Czech Holocaust Memorial Torah Scroll

Temple Sinai is proud to have, on permanent loan from the Memorial Scrolls Trust, a Czech Holocaust Memorial Torah Scroll from the town of Golcuv-Jenikov. Through the continued use of this Torah, we honor the memory of the Jewish community of Golcuv-Jenikov which was wiped out by the Nazis.  This Torah is a reminder to us all of the resilience of the Jewish people.  Am Yisrael Chai!




Golcuv Jenikov Synagogue, early twentieth century, Israel Museum.

The history of our Holocaust Memorial Torah Scroll (#1384) began in 1890, the date when it is believed to have been written.  It was a cherished part of the Jewish community of Golcuv-Jenikov.  Just 50 years later, in 1939, the Nazis invaded Bohemia and Moravia. In 1942, a call went out to have the Jewish communities send all of their religious items, including Torah scrolls to Prague to be included in the Jewish Museum there. All of the items were carefully documented and stored in warehouses. When the Nazis were defeated, the scrolls remained in the State Jewish Museum in Prague until the communists took control in 1948.  They had the scrolls moved to the old Czech Synagogue of Michle. Sadly, the scrolls began to deteriorate because of poor storage and inadequate funds for repair.


In 1963, the scrolls came to the attention of the Westminster Synagogue in London. All of the Torahs were transferred from Prague to London where they were catalogued and assessed. Torahs that were in good condition were made available to congregations throughout the world.  Although the communities these Torahs had come from were destroyed, Jewish communities around the world now welcomed the Torahs into thriving Jewish communities. Of the 1,297 Czech Torah scrolls catalogued in London, 692 have been sent to synagogues and other Jewish Institutions; 466 are in the United States, 61 in Israel, 90 in Great Britain, 16 in Australia, and the remaining scrolls are in places including New Zealand and Argentina.


On February 5, 2019, Temple Sinai and our Torah traveled to Temple Emmanuel in New York City to participate in the largest gathering of the Holocaust Memorial Torah Scrolls. It was an incredibly moving experience to see so many scrolls together in one place and to see how they are a vibrant part of the life of so many Jewish communities.  Click the link below for the full article: 

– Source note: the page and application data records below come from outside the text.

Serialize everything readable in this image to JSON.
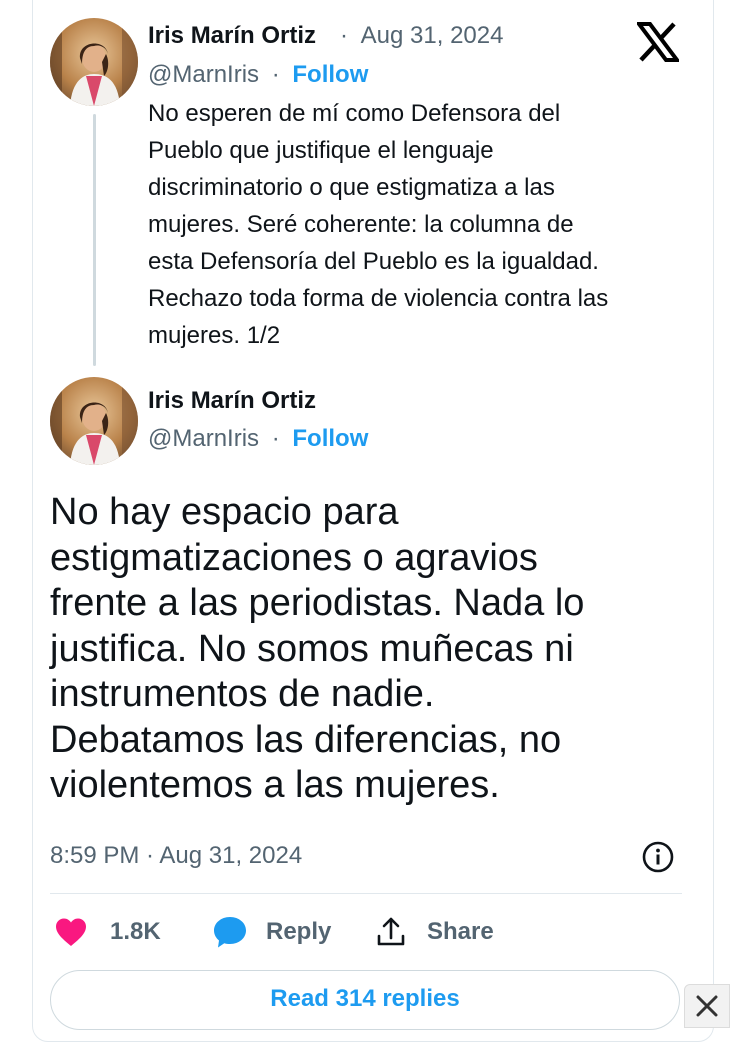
{
  "tweet1": {
    "author_name": "Iris Marín Ortiz",
    "separator": "·",
    "date": "Aug 31, 2024",
    "handle": "@MarnIris",
    "follow_label": "Follow",
    "lines": [
      "No esperen de mí como Defensora del",
      "Pueblo que justifique el lenguaje",
      "discriminatorio o que estigmatiza a las",
      "mujeres. Seré coherente: la columna de",
      "esta Defensoría del Pueblo es la igualdad.",
      "Rechazo toda forma de violencia contra las",
      "mujeres. 1/2"
    ]
  },
  "tweet2": {
    "author_name": "Iris Marín Ortiz",
    "separator": "·",
    "handle": "@MarnIris",
    "follow_label": "Follow",
    "lines": [
      "No hay espacio para",
      "estigmatizaciones o agravios",
      "frente a las periodistas. Nada lo",
      "justifica. No somos muñecas ni",
      "instrumentos de nadie.",
      "Debatamos las diferencias, no",
      "violentemos a las mujeres."
    ],
    "timestamp": "8:59 PM · Aug 31, 2024"
  },
  "actions": {
    "likes_count": "1.8K",
    "reply_label": "Reply",
    "share_label": "Share"
  },
  "read_replies_label": "Read 314 replies",
  "icons": {
    "platform": "x-logo-icon",
    "like": "heart-icon",
    "reply": "speech-bubble-icon",
    "share": "share-upload-icon",
    "info": "info-icon",
    "close": "close-icon"
  },
  "colors": {
    "accent": "#1d9bf0",
    "like": "#f91880",
    "text": "#0f1419",
    "muted": "#536471"
  }
}
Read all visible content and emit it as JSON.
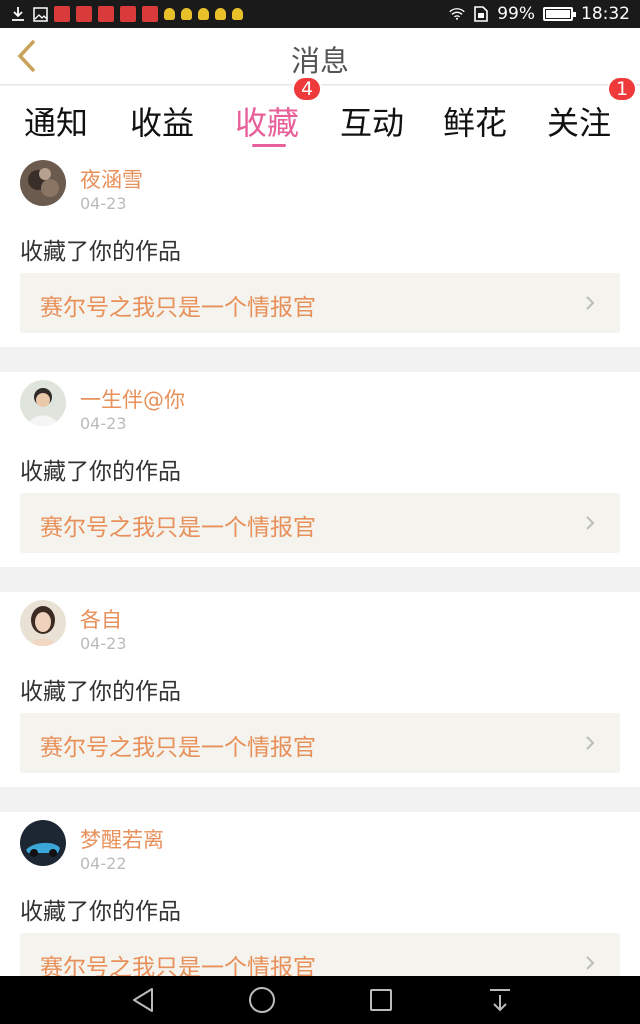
{
  "status_bar": {
    "battery": "99%",
    "time": "18:32",
    "battery_level": 0.99,
    "icons": [
      "download-icon",
      "image-icon",
      "red-envelope-icon",
      "red-envelope-icon",
      "red-envelope-icon",
      "red-envelope-icon",
      "red-envelope-icon",
      "bulb-icon",
      "bulb-icon",
      "bulb-icon",
      "bulb-icon",
      "bulb-icon",
      "wifi-icon",
      "sim-icon",
      "battery-icon"
    ]
  },
  "header": {
    "title": "消息"
  },
  "tabs": [
    {
      "label": "通知",
      "active": false
    },
    {
      "label": "收益",
      "active": false
    },
    {
      "label": "收藏",
      "active": true,
      "badge": "4"
    },
    {
      "label": "互动",
      "active": false
    },
    {
      "label": "鲜花",
      "active": false
    },
    {
      "label": "关注",
      "active": false,
      "badge": "1"
    }
  ],
  "messages": [
    {
      "user": "夜涵雪",
      "date": "04-23",
      "action": "收藏了你的作品",
      "work": "赛尔号之我只是一个情报官",
      "avatar_color": "#6b5a4e"
    },
    {
      "user": "一生伴@你",
      "date": "04-23",
      "action": "收藏了你的作品",
      "work": "赛尔号之我只是一个情报官",
      "avatar_color": "#3d4a3a"
    },
    {
      "user": "各自",
      "date": "04-23",
      "action": "收藏了你的作品",
      "work": "赛尔号之我只是一个情报官",
      "avatar_color": "#c9a98a"
    },
    {
      "user": "梦醒若离",
      "date": "04-22",
      "action": "收藏了你的作品",
      "work": "赛尔号之我只是一个情报官",
      "avatar_color": "#2b4e6e"
    }
  ],
  "colors": {
    "accent": "#e8609a",
    "username": "#e8905a",
    "badge": "#ee3a3a"
  }
}
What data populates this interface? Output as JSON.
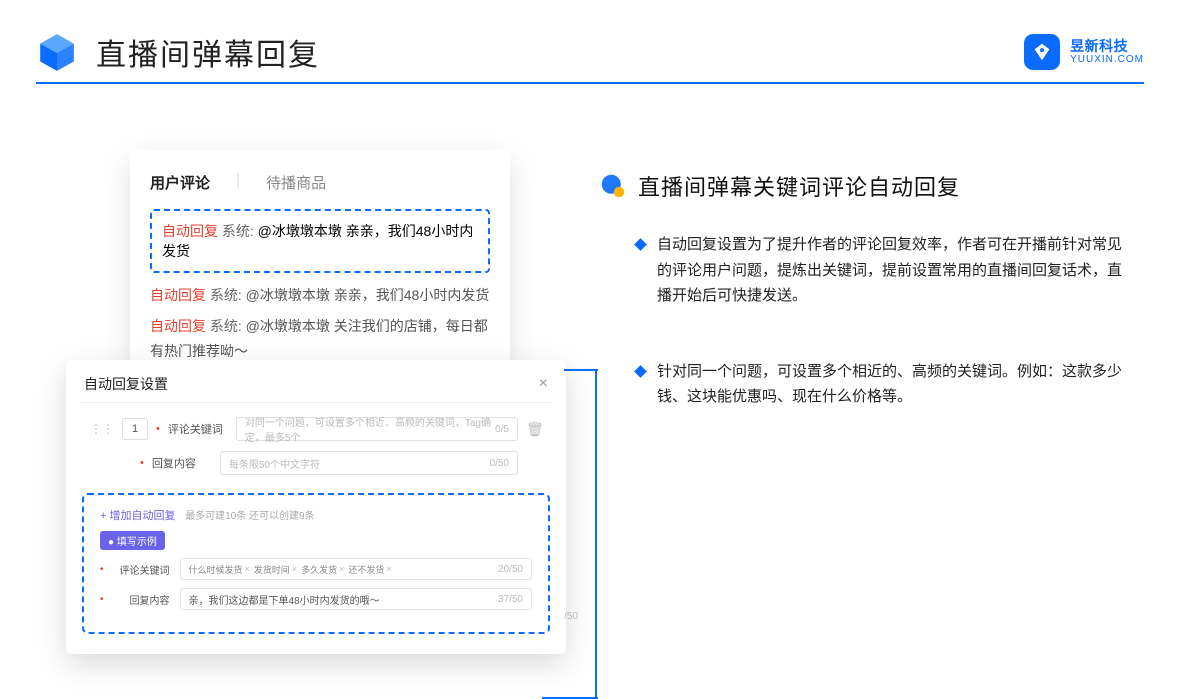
{
  "header": {
    "title": "直播间弹幕回复",
    "brand_cn": "昱新科技",
    "brand_en": "YUUXIN.COM"
  },
  "comments_card": {
    "tab_active": "用户评论",
    "tab_inactive": "待播商品",
    "highlight_tag": "自动回复",
    "highlight_sys": "系统:",
    "highlight_body": "@冰墩墩本墩 亲亲，我们48小时内发货",
    "line2_tag": "自动回复",
    "line2_sys": "系统:",
    "line2_body": "@冰墩墩本墩 亲亲，我们48小时内发货",
    "line3_tag": "自动回复",
    "line3_sys": "系统:",
    "line3_body": "@冰墩墩本墩 关注我们的店铺，每日都有热门推荐呦～"
  },
  "settings_card": {
    "title": "自动回复设置",
    "order": "1",
    "kw_label": "评论关键词",
    "kw_placeholder": "对同一个问题，可设置多个相近、高频的关键词，Tag确定，最多5个",
    "kw_count": "0/5",
    "content_label": "回复内容",
    "content_placeholder": "每条限50个中文字符",
    "content_count": "0/50",
    "add_link": "+ 增加自动回复",
    "add_note": "最多可建10条 还可以创建9条",
    "example_badge": "● 填写示例",
    "ex_kw_label": "评论关键词",
    "ex_chips": [
      "什么时候发货",
      "发货时间",
      "多久发货",
      "还不发货"
    ],
    "ex_kw_count": "20/50",
    "ex_content_label": "回复内容",
    "ex_content_value": "亲，我们这边都是下单48小时内发货的哦～",
    "ex_content_count": "37/50",
    "outside_count": "/50"
  },
  "right": {
    "subhead": "直播间弹幕关键词评论自动回复",
    "bullet1": "自动回复设置为了提升作者的评论回复效率，作者可在开播前针对常见的评论用户问题，提炼出关键词，提前设置常用的直播间回复话术，直播开始后可快捷发送。",
    "bullet2": "针对同一个问题，可设置多个相近的、高频的关键词。例如：这款多少钱、这块能优惠吗、现在什么价格等。"
  }
}
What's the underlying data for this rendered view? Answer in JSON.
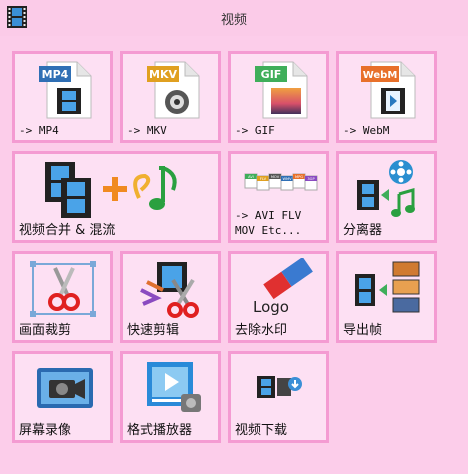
{
  "window": {
    "title": "视频",
    "icon": "film-strip-icon"
  },
  "tiles": [
    {
      "name": "tile-convert-mp4",
      "label": "-> MP4",
      "icon": "mp4-file-icon",
      "badge": "MP4"
    },
    {
      "name": "tile-convert-mkv",
      "label": "-> MKV",
      "icon": "mkv-file-icon",
      "badge": "MKV"
    },
    {
      "name": "tile-convert-gif",
      "label": "-> GIF",
      "icon": "gif-file-icon",
      "badge": "GIF"
    },
    {
      "name": "tile-convert-webm",
      "label": "-> WebM",
      "icon": "webm-file-icon",
      "badge": "WebM"
    },
    {
      "name": "tile-merge-mix",
      "label": "视频合并 & 混流",
      "icon": "merge-video-music-icon"
    },
    {
      "name": "tile-convert-other",
      "label": "-> AVI FLV\nMOV Etc...",
      "icon": "multi-format-icon"
    },
    {
      "name": "tile-separator",
      "label": "分离器",
      "icon": "split-av-icon"
    },
    {
      "name": "tile-crop",
      "label": "画面裁剪",
      "icon": "crop-scissors-icon"
    },
    {
      "name": "tile-fast-cut",
      "label": "快速剪辑",
      "icon": "fast-cut-icon"
    },
    {
      "name": "tile-remove-watermark",
      "label": "去除水印",
      "icon": "eraser-logo-icon",
      "logo_text": "Logo"
    },
    {
      "name": "tile-export-frames",
      "label": "导出帧",
      "icon": "export-frames-icon"
    },
    {
      "name": "tile-screen-record",
      "label": "屏幕录像",
      "icon": "screen-record-icon"
    },
    {
      "name": "tile-format-player",
      "label": "格式播放器",
      "icon": "media-player-icon"
    },
    {
      "name": "tile-video-download",
      "label": "视频下载",
      "icon": "video-download-icon"
    }
  ],
  "format_chips": [
    "AVI",
    "FLV",
    "MOV",
    "WMV",
    "MPG",
    "3GP"
  ],
  "colors": {
    "background": "#fccdea",
    "tile_border": "#f49bd2",
    "tile_fill": "#fde0f3",
    "mp4_badge": "#2f6fb5",
    "mkv_badge": "#e0a020",
    "gif_badge": "#3fae5a",
    "webm_badge": "#e8702a"
  }
}
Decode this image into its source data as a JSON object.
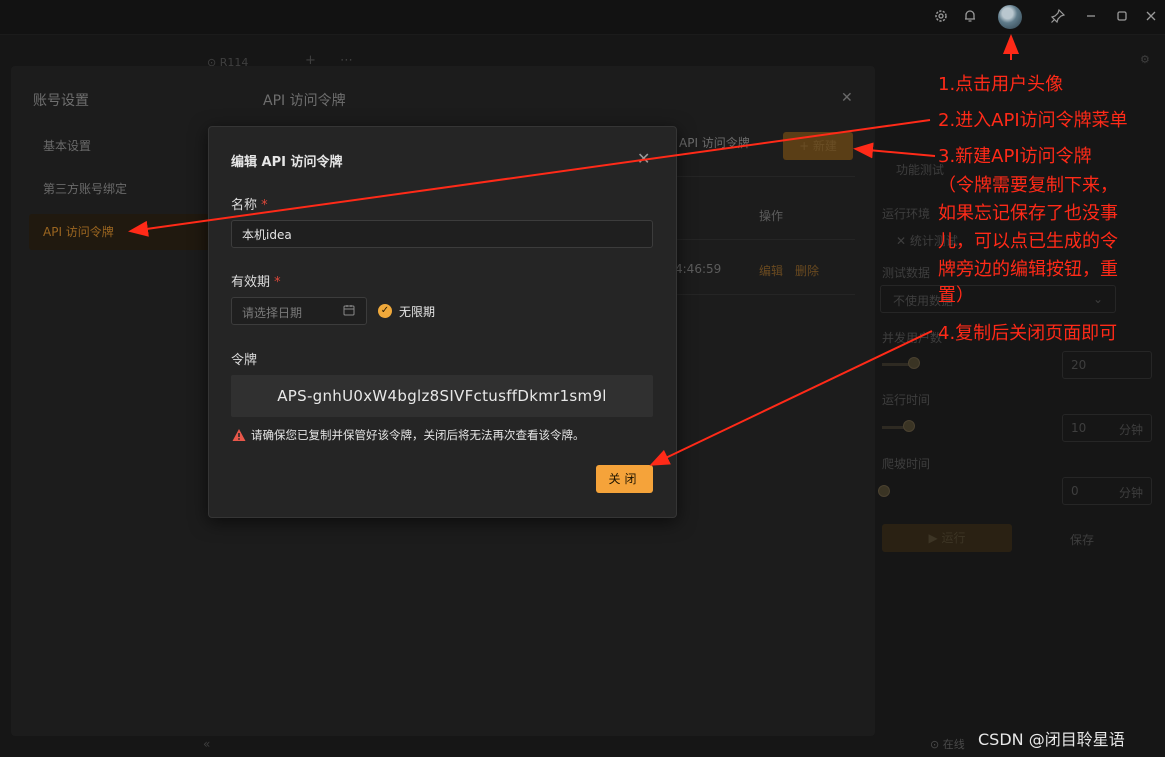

On Shavuot evening 5763 (2003), Temple Sinai member Sandy Cohen presented a new cover for the Holocaust Memorial Torah. This beautiful Torah cover incorporates pieces of fabric donated by members of the Temple Sinai community into the leaves of a golden Tree of Life. The fabric pieces include scraps from clothes worn at special celebrations like a wedding, bris or naming ceremony, or Bar or Bat Mitzvah and fabric from Purim costumes, holiday tablecloths, chuppah covers, kippot (yarmulkes) and tallitot (prayer shawls). This memorial scroll that honors our Jewish past is now draped in a mantle that represents the special, joyous occasions of a vital Jewish community.


In 2002, congregant Jeff Olson began a project to find out more information about our Holocaust Torah.  He contacted people from the Memorial Scrolls project and through them made many connections and learned more about our Torah and the community it was from.  Through his research, in 2003, we were able to have a Holocaust Survivor with family ties to Golcuv-Jenicov attend a service in our sanctuary to be reunited with the scroll.

Jeff was able to get a list of names of the members of the community who were deported to concentration camps and perished. We encourage our congregants to include these names and think of this community when they say kaddish. 

All of that information can be found in the document that Jeff created, Virtual Memory: Technology, History and A Connection to the Holocaust.  You can scroll through that document here:

Click to access virtualMemory3.pdf